This is being generous. In reality, it could be an F. But the fact that Grant has found room to run and produce keeps it as a narrow passing grade.
Nebraska is playing without left tackle Teddy Prochazka due to a season-ending upper body injury. Both tackles have struggled in pass protection. Communication and alignment have been problems. Improvements have been slow to happen under OL coach Donovan Raiola.
Thompson has taken multiple hard hits. Yes, at times he holds the ball too long. But the guys up front need to provide a more consistently clean pocket. This unit is holding the offense back from being a really good group. Joseph said they’ll continue working to find the right group of 5.
Defensive line: C+
This unit is trending in the right direction. Garrett Nelson and Ochaun Mathis are getting more pressure on the QB. The addition of Stephon Wynn Jr. (Alabama transfer) has provided depth. Ty Robinson is rounding into form.
But this unit has to be better against the run. Purdue walk-on running back Devin Mockobee went off for 178 yards. He ran tough and got plenty of yards after contact. Nebraska needs to do a better job winning the point of attack. It starts up front.
Nebraska ranks No. 117 in FBS against the run. It’s allowing 190.4 yards per game. The Huskers must improve their physicality up front for this to improve.
Leading tackler Luke Reimer missed the Purdue game with an injury. He’s the heart and soul of this unit, and when he’s in, it’s a much better group.

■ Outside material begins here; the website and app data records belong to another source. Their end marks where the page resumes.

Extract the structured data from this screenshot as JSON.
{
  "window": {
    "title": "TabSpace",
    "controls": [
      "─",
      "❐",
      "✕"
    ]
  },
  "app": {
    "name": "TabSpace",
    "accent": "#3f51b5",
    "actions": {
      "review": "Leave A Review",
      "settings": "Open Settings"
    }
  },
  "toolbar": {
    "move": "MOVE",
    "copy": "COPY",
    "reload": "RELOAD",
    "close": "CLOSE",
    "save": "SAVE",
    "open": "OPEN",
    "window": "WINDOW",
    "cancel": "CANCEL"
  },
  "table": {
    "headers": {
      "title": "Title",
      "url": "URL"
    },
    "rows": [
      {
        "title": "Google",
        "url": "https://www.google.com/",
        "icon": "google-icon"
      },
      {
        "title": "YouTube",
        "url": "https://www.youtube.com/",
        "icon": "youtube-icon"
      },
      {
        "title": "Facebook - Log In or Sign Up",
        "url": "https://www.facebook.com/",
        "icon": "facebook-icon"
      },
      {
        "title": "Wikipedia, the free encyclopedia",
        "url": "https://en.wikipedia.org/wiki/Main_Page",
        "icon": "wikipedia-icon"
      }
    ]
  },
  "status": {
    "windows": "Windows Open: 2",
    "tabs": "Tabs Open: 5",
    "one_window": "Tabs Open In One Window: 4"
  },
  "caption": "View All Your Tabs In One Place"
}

Nick Henrich left Saturday’s game with what looked like a not-so-good injury. Suddenly, this group is down a few guys and leaders. They’ll need freshman Ernest Hausmann and senior Eteva Mauga-Clements to fill the void.
Being disciplined and filling gap assignments has been troublesome. More consistency is needed in those areas for the defense to flip the script. The Huskers’ D was on the field for an unbelievable 101 plays against the Boilers. It surrendered 608 yards and 36 first downs.
Chase Brown and Mo Ibrahim loom the next 2 games. It only gets more difficult. The linebacking unit has to play better.
Quinton Newsome had good and bad moments against Purdue standout Charlie Jones. He won and lost a few 1-on-1 battles, but remains Nebraska’s top corner. Malcolm Hartzog has taken over opposite Newsome. He sealed the 14-13 win over Rutgers with a late INT. He’s improving each week.
Isaac Gifford, Myles Farmer and Marques Buford Jr. are Nos. 2, 3, 4 in the team in tackles. They’ve played well at times, but the Huskers will need more big plays and takeaways out of the safeties to pull some upsets down the stretch.
Special teams: A-
The addition of Montana transfer Brian Buschini has improved Nebraska’s punt game tremendously. He’s averaging 45.6 yards per kick and on countless occasions has flipped the field, giving the Huskers defense a fighting chance.
Fordham transfer Timmy Bleekrode has made 4 of 6 field goals and given Nebraska stability at a position it has been searching for answers at in the past.
No one imagined the Scott Frost era going as badly as it did. The Huskers found endless ways to lose under Frost and confidence was at an all-time program low.
Enter Mickey Joseph, and the mindset is changing. Nebraska is playing hard. Believing again. This is a team with many deficiencies, but at least it’s competing. Effort is there. Attitudes are changing for the better. Joseph is clearly making a difference.
AD Trev Alberts will be viewing the final 5 games with an eye glass. Joseph has put himself in the conversation to be the next coach. However, a strong finish is a must. Nebraska must get to 6 wins and continue to build positive momentum. Anything less, and it’s almost a certain Alberts goes outside for his hire.
Final grade: C
The Huskers certainly have an opportunity raise their GPA. A strong finish will do the trick. Nebraska’s effort is trending in the right direction. Whether it leads to more wins, we’ll have to see.
The bye week should rejuvenate the troops. Back-to-back home games against Illinois and Minnesota await. A road trip to Ann Arbor is daunting, but the final 2 against Wisconsin and Iowa look far less intimidating than they once did. Nebraska can, and NEEDS to, break through.
There’s plenty left to play for. Plenty of drama remains. Nebraska fans won’t jump ship; they never do. If Joseph can pull an upset or 2 along the way, all eyes will be on Alberts to see the direction he turns.